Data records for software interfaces

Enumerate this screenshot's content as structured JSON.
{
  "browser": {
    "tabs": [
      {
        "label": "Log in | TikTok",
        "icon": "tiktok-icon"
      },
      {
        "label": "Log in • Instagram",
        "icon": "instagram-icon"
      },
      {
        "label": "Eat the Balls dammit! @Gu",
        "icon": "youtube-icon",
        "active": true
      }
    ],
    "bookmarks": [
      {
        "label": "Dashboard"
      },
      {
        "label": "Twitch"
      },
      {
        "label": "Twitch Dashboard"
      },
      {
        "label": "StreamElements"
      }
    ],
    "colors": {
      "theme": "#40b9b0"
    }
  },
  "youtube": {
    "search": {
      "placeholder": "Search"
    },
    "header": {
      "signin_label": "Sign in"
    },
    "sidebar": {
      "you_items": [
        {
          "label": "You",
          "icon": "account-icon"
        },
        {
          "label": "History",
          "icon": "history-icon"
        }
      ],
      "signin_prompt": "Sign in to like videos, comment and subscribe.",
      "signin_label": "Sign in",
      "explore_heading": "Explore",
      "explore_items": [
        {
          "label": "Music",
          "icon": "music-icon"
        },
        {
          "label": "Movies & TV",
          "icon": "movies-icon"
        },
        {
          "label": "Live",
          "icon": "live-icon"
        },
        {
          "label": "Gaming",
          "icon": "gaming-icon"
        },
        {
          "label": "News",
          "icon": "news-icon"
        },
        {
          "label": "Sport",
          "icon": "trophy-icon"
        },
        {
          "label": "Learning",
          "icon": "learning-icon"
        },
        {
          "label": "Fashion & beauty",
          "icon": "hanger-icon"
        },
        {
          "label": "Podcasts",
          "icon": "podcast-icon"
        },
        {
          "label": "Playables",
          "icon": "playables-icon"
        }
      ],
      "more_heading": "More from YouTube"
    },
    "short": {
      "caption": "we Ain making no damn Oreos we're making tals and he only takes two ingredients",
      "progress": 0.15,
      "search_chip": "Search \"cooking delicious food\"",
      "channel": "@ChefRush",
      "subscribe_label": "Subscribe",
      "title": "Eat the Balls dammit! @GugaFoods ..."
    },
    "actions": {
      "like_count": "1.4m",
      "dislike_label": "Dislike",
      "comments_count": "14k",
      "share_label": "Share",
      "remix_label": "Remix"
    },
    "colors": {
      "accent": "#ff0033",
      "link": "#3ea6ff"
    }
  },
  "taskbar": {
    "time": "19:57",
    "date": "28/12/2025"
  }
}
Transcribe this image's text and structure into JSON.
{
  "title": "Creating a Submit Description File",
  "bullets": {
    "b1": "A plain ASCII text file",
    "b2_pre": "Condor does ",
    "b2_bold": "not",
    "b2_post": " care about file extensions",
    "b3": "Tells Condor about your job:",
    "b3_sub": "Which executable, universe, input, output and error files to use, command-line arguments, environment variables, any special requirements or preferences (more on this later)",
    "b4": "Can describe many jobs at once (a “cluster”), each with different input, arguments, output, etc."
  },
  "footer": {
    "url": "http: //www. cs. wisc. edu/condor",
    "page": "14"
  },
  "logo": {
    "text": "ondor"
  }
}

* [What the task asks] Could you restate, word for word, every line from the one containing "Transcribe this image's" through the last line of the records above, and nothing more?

* [Solution to the problem]
Transcribe this image's text and structure into JSON.
{
  "title": "Creating a Submit Description File",
  "bullets": {
    "b1": "A plain ASCII text file",
    "b2_pre": "Condor does ",
    "b2_bold": "not",
    "b2_post": " care about file extensions",
    "b3": "Tells Condor about your job:",
    "b3_sub": "Which executable, universe, input, output and error files to use, command-line arguments, environment variables, any special requirements or preferences (more on this later)",
    "b4": "Can describe many jobs at once (a “cluster”), each with different input, arguments, output, etc."
  },
  "footer": {
    "url": "http: //www. cs. wisc. edu/condor",
    "page": "14"
  },
  "logo": {
    "text": "ondor"
  }
}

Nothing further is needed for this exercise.